Parish Nurse News


What you need to know about flu vaccine

With fall coming on, flu shots are recommended for anyone over 6 months of age.  It is particularly important for those over 65 and/or have chronic medical diagnosis such asthma, COPD, cancer, heart problems or diabetes.  Getting your flu shot early is especially important this year with our pandemic of COVID-19.  To some extent the symptoms of flu and COVID-19 are very similar and could be confused.  It is also possible that a person could have both at the same time.

Symptoms of flu could be fever and chills, sore throat, muscle aches, fatigue, cough, headache and runny nose.  If you are having these symptoms, please call your care provider so he/she can determine if it is influenza or COVID-19.  Flu can lead to complications such as pneumonia, bronchitis, sinus infections and ear infections.  It can also lead to death.

Vaccines available.  Let your care provider advise you about which would be best for you.  Some choices are:

-quadrivalent vaccine—protects against 2 type A and 2 type B strains.  Effectiveness depends on the strains that are circulating in your community at the time.

-high dose vaccine—sometimes advised for persons 65 and older and contains 4 times the protein as traditional vaccine.  Produces higher immune response in persons over 65

-flu vaccine with adjuvant—sometimes recommended for persons over 65—it creates a stronger immune response

Allergies—if you have had a reaction to the flu vaccine in the past or had Gillian-Barre or are allergic to eggs contact your care provider (a special formulation is available to those allergic to eggs)

Response—usually takes 2 weeks to become protective.  If a person does get flu after vaccination, the case is usually less severe. Usually not given if the person is ill at the time.


Protect yourself

  • -get vaccinated

  • -avoid others who are sick./ stay home if you are ill

  • -wear a mask

  • -distance by 6 feet

  • -wash hands often

  • -protect infants in crowds when flu is common in community

  • -do not share food or eating utensils.

    • clean surfaces—door knobs, phones, water faucets, etc


Available at

  • -your local pharmacy—check with them what time and day they are available

  • -your doctor’s office

  • -your local public health office—call to see when they can schedule or vaccine is available

  • -usually covered by Medicare and some insurances

  • (resource Minnesota Dept.
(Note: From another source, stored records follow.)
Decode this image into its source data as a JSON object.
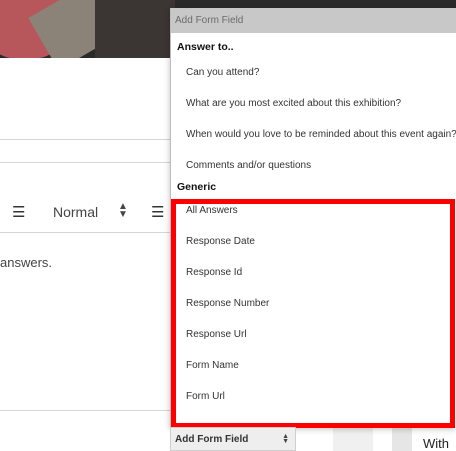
{
  "toolbar": {
    "format_value": "Normal",
    "list_icon": "list-icon",
    "align_icon": "align-icon"
  },
  "editor": {
    "text_fragment": "answers."
  },
  "background": {
    "right_text": "With C"
  },
  "dropdown": {
    "header": "Add Form Field",
    "groups": [
      {
        "label": "Answer to..",
        "options": [
          "Can you attend?",
          "What are you most excited about this exhibition?",
          "When would you love to be reminded about this event again?",
          "Comments and/or questions"
        ]
      },
      {
        "label": "Generic",
        "options": [
          "All Answers",
          "Response Date",
          "Response Id",
          "Response Number",
          "Response Url",
          "Form Name",
          "Form Url"
        ]
      }
    ]
  },
  "select_trigger": {
    "label": "Add Form Field"
  },
  "colors": {
    "highlight": "#ff0000",
    "header_bg": "#c8c8c8"
  }
}
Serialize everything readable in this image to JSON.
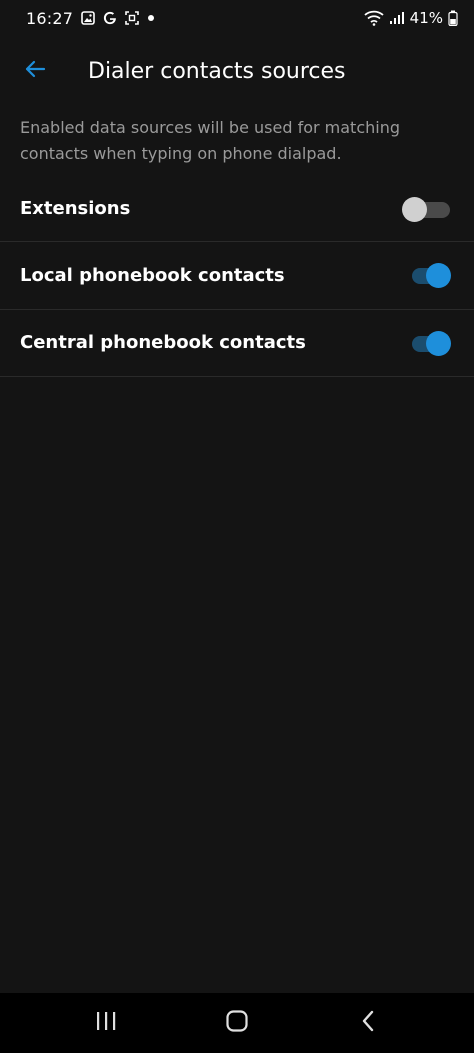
{
  "status_bar": {
    "time": "16:27",
    "battery_percent": "41%",
    "left_icons": [
      "image-icon",
      "google-icon",
      "screenshot-icon",
      "notification-dot-icon"
    ],
    "right_icons": [
      "wifi-icon",
      "signal-icon",
      "battery-icon"
    ]
  },
  "app_bar": {
    "back_icon": "arrow-left-icon",
    "title": "Dialer contacts sources"
  },
  "description": "Enabled data sources will be used for matching contacts when typing on phone dialpad.",
  "settings": [
    {
      "label": "Extensions",
      "enabled": false
    },
    {
      "label": "Local phonebook contacts",
      "enabled": true
    },
    {
      "label": "Central phonebook contacts",
      "enabled": true
    }
  ],
  "colors": {
    "background": "#141414",
    "accent": "#1e8fdb",
    "accent_track": "#1b4d6e",
    "text_secondary": "#9a9a9a",
    "divider": "#2a2a2a"
  },
  "nav_bar": {
    "buttons": [
      "recent-apps-icon",
      "home-icon",
      "back-icon"
    ]
  }
}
Health)


Dear Lord, keep us all in your tender care. Amen

Rachel Boyum

United Lutheran Parish Nurse